## GIVEN ENTRIES
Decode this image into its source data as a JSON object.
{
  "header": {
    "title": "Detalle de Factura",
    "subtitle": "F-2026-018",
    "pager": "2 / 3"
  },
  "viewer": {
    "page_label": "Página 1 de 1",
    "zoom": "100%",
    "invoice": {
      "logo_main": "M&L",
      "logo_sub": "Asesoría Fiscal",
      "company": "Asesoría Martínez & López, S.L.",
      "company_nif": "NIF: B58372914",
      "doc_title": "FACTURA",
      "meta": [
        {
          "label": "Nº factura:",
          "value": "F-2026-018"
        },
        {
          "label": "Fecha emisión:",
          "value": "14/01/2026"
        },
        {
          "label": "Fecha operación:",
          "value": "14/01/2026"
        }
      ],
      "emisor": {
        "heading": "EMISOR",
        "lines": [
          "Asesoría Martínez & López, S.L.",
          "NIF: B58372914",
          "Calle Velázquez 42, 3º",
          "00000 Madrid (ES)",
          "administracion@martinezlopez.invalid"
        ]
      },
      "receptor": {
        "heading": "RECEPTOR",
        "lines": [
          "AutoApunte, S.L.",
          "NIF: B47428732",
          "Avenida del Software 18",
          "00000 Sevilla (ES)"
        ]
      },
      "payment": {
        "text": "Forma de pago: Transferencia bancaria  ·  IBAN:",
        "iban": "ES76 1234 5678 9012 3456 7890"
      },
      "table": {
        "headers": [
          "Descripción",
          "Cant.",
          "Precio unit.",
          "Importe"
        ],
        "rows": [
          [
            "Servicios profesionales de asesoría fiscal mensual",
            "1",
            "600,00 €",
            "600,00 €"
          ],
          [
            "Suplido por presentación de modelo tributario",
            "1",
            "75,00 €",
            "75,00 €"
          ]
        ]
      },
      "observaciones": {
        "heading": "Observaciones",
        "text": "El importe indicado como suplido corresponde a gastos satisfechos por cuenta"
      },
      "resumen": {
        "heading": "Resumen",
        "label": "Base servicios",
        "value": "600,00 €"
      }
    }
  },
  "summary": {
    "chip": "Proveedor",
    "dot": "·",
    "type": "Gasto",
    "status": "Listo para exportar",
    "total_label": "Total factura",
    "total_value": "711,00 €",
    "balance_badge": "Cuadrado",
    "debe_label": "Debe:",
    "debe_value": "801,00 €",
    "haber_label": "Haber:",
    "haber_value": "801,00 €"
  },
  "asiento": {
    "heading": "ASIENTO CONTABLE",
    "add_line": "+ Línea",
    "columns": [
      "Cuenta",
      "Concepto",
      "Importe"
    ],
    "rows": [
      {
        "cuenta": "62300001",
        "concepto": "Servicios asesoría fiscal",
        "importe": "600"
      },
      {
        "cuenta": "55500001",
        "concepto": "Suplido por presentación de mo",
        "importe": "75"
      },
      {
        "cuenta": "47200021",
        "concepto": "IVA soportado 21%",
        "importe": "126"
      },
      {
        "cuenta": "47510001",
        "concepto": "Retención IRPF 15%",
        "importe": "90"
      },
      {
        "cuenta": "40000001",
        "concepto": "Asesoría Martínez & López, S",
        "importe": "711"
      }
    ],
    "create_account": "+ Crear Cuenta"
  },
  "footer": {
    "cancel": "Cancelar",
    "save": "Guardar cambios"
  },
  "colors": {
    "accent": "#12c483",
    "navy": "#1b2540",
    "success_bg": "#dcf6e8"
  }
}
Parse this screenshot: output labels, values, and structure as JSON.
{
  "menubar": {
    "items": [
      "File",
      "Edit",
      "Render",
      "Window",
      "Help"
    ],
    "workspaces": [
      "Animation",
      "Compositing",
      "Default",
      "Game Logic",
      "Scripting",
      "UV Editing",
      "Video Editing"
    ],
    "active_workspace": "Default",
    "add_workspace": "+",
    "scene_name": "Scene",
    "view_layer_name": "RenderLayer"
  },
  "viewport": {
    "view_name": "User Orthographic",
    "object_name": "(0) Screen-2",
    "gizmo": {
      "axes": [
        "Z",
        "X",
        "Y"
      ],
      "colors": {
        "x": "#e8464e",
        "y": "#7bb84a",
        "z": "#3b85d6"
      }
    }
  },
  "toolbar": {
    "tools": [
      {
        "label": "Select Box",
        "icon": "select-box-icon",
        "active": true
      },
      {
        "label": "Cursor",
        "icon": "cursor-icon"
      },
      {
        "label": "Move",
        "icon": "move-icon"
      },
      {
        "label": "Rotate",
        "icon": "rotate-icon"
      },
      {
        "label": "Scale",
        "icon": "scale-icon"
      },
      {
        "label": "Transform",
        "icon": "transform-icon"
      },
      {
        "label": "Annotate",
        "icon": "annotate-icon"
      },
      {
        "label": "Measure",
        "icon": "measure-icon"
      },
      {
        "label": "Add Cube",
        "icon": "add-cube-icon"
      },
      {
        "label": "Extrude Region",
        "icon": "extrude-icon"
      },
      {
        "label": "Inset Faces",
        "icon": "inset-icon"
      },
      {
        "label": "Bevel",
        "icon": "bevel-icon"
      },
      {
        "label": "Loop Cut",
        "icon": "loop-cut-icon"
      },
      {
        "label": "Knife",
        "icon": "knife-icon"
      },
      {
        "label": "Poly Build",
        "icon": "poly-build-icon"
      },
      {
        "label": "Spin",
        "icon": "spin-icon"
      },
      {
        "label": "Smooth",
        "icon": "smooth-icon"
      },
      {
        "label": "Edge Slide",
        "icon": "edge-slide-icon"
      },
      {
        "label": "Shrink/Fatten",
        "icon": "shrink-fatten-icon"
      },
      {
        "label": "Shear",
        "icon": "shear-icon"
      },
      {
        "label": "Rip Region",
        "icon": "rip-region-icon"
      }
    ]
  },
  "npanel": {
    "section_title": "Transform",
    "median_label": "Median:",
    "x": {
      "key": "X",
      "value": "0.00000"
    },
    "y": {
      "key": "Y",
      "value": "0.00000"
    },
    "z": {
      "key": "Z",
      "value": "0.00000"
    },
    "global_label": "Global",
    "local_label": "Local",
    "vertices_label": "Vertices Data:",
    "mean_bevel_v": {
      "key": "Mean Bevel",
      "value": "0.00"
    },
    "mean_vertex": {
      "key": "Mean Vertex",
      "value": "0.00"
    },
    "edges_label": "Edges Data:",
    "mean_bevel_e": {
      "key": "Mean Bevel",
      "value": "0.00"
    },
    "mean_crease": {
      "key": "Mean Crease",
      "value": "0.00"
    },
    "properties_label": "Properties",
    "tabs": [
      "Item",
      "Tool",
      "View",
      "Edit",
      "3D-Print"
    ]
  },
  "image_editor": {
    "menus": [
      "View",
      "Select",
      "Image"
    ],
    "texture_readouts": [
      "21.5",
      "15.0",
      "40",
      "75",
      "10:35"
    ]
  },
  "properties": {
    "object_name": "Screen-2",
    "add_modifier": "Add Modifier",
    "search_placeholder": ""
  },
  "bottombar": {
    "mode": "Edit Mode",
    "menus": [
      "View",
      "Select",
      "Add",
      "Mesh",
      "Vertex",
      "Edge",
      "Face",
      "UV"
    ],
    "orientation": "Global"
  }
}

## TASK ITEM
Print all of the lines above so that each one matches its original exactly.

## SOLUTION TO THE PROBLEM
Decode this image into its source data as a JSON object.
{
  "header": {
    "title": "Detalle de Factura",
    "subtitle": "F-2026-018",
    "pager": "2 / 3"
  },
  "viewer": {
    "page_label": "Página 1 de 1",
    "zoom": "100%",
    "invoice": {
      "logo_main": "M&L",
      "logo_sub": "Asesoría Fiscal",
      "company": "Asesoría Martínez & López, S.L.",
      "company_nif": "NIF: B58372914",
      "doc_title": "FACTURA",
      "meta": [
        {
          "label": "Nº factura:",
          "value": "F-2026-018"
        },
        {
          "label": "Fecha emisión:",
          "value": "14/01/2026"
        },
        {
          "label": "Fecha operación:",
          "value": "14/01/2026"
        }
      ],
      "emisor": {
        "heading": "EMISOR",
        "lines": [
          "Asesoría Martínez & López, S.L.",
          "NIF: B58372914",
          "Calle Velázquez 42, 3º",
          "00000 Madrid (ES)",
          "administracion@martinezlopez.invalid"
        ]
      },
      "receptor": {
        "heading": "RECEPTOR",
        "lines": [
          "AutoApunte, S.L.",
          "NIF: B47428732",
          "Avenida del Software 18",
          "00000 Sevilla (ES)"
        ]
      },
      "payment": {
        "text": "Forma de pago: Transferencia bancaria  ·  IBAN:",
        "iban": "ES76 1234 5678 9012 3456 7890"
      },
      "table": {
        "headers": [
          "Descripción",
          "Cant.",
          "Precio unit.",
          "Importe"
        ],
        "rows": [
          [
            "Servicios profesionales de asesoría fiscal mensual",
            "1",
            "600,00 €",
            "600,00 €"
          ],
          [
            "Suplido por presentación de modelo tributario",
            "1",
            "75,00 €",
            "75,00 €"
          ]
        ]
      },
      "observaciones": {
        "heading": "Observaciones",
        "text": "El importe indicado como suplido corresponde a gastos satisfechos por cuenta"
      },
      "resumen": {
        "heading": "Resumen",
        "label": "Base servicios",
        "value": "600,00 €"
      }
    }
  },
  "summary": {
    "chip": "Proveedor",
    "dot": "·",
    "type": "Gasto",
    "status": "Listo para exportar",
    "total_label": "Total factura",
    "total_value": "711,00 €",
    "balance_badge": "Cuadrado",
    "debe_label": "Debe:",
    "debe_value": "801,00 €",
    "haber_label": "Haber:",
    "haber_value": "801,00 €"
  },
  "asiento": {
    "heading": "ASIENTO CONTABLE",
    "add_line": "+ Línea",
    "columns": [
      "Cuenta",
      "Concepto",
      "Importe"
    ],
    "rows": [
      {
        "cuenta": "62300001",
        "concepto": "Servicios asesoría fiscal",
        "importe": "600"
      },
      {
        "cuenta": "55500001",
        "concepto": "Suplido por presentación de mo",
        "importe": "75"
      },
      {
        "cuenta": "47200021",
        "concepto": "IVA soportado 21%",
        "importe": "126"
      },
      {
        "cuenta": "47510001",
        "concepto": "Retención IRPF 15%",
        "importe": "90"
      },
      {
        "cuenta": "40000001",
        "concepto": "Asesoría Martínez & López, S",
        "importe": "711"
      }
    ],
    "create_account": "+ Crear Cuenta"
  },
  "footer": {
    "cancel": "Cancelar",
    "save": "Guardar cambios"
  },
  "colors": {
    "accent": "#12c483",
    "navy": "#1b2540",
    "success_bg": "#dcf6e8"
  }
}
Parse this screenshot: output labels, values, and structure as JSON.
{
  "menubar": {
    "items": [
      "File",
      "Edit",
      "Render",
      "Window",
      "Help"
    ],
    "workspaces": [
      "Animation",
      "Compositing",
      "Default",
      "Game Logic",
      "Scripting",
      "UV Editing",
      "Video Editing"
    ],
    "active_workspace": "Default",
    "add_workspace": "+",
    "scene_name": "Scene",
    "view_layer_name": "RenderLayer"
  },
  "viewport": {
    "view_name": "User Orthographic",
    "object_name": "(0) Screen-2",
    "gizmo": {
      "axes": [
        "Z",
        "X",
        "Y"
      ],
      "colors": {
        "x": "#e8464e",
        "y": "#7bb84a",
        "z": "#3b85d6"
      }
    }
  },
  "toolbar": {
    "tools": [
      {
        "label": "Select Box",
        "icon": "select-box-icon",
        "active": true
      },
      {
        "label": "Cursor",
        "icon": "cursor-icon"
      },
      {
        "label": "Move",
        "icon": "move-icon"
      },
      {
        "label": "Rotate",
        "icon": "rotate-icon"
      },
      {
        "label": "Scale",
        "icon": "scale-icon"
      },
      {
        "label": "Transform",
        "icon": "transform-icon"
      },
      {
        "label": "Annotate",
        "icon": "annotate-icon"
      },
      {
        "label": "Measure",
        "icon": "measure-icon"
      },
      {
        "label": "Add Cube",
        "icon": "add-cube-icon"
      },
      {
        "label": "Extrude Region",
        "icon": "extrude-icon"
      },
      {
        "label": "Inset Faces",
        "icon": "inset-icon"
      },
      {
        "label": "Bevel",
        "icon": "bevel-icon"
      },
      {
        "label": "Loop Cut",
        "icon": "loop-cut-icon"
      },
      {
        "label": "Knife",
        "icon": "knife-icon"
      },
      {
        "label": "Poly Build",
        "icon": "poly-build-icon"
      },
      {
        "label": "Spin",
        "icon": "spin-icon"
      },
      {
        "label": "Smooth",
        "icon": "smooth-icon"
      },
      {
        "label": "Edge Slide",
        "icon": "edge-slide-icon"
      },
      {
        "label": "Shrink/Fatten",
        "icon": "shrink-fatten-icon"
      },
      {
        "label": "Shear",
        "icon": "shear-icon"
      },
      {
        "label": "Rip Region",
        "icon": "rip-region-icon"
      }
    ]
  },
  "npanel": {
    "section_title": "Transform",
    "median_label": "Median:",
    "x": {
      "key": "X",
      "value": "0.00000"
    },
    "y": {
      "key": "Y",
      "value": "0.00000"
    },
    "z": {
      "key": "Z",
      "value": "0.00000"
    },
    "global_label": "Global",
    "local_label": "Local",
    "vertices_label": "Vertices Data:",
    "mean_bevel_v": {
      "key": "Mean Bevel",
      "value": "0.00"
    },
    "mean_vertex": {
      "key": "Mean Vertex",
      "value": "0.00"
    },
    "edges_label": "Edges Data:",
    "mean_bevel_e": {
      "key": "Mean Bevel",
      "value": "0.00"
    },
    "mean_crease": {
      "key": "Mean Crease",
      "value": "0.00"
    },
    "properties_label": "Properties",
    "tabs": [
      "Item",
      "Tool",
      "View",
      "Edit",
      "3D-Print"
    ]
  },
  "image_editor": {
    "menus": [
      "View",
      "Select",
      "Image"
    ],
    "texture_readouts": [
      "21.5",
      "15.0",
      "40",
      "75",
      "10:35"
    ]
  },
  "properties": {
    "object_name": "Screen-2",
    "add_modifier": "Add Modifier",
    "search_placeholder": ""
  },
  "bottombar": {
    "mode": "Edit Mode",
    "menus": [
      "View",
      "Select",
      "Add",
      "Mesh",
      "Vertex",
      "Edge",
      "Face",
      "UV"
    ],
    "orientation": "Global"
  }
}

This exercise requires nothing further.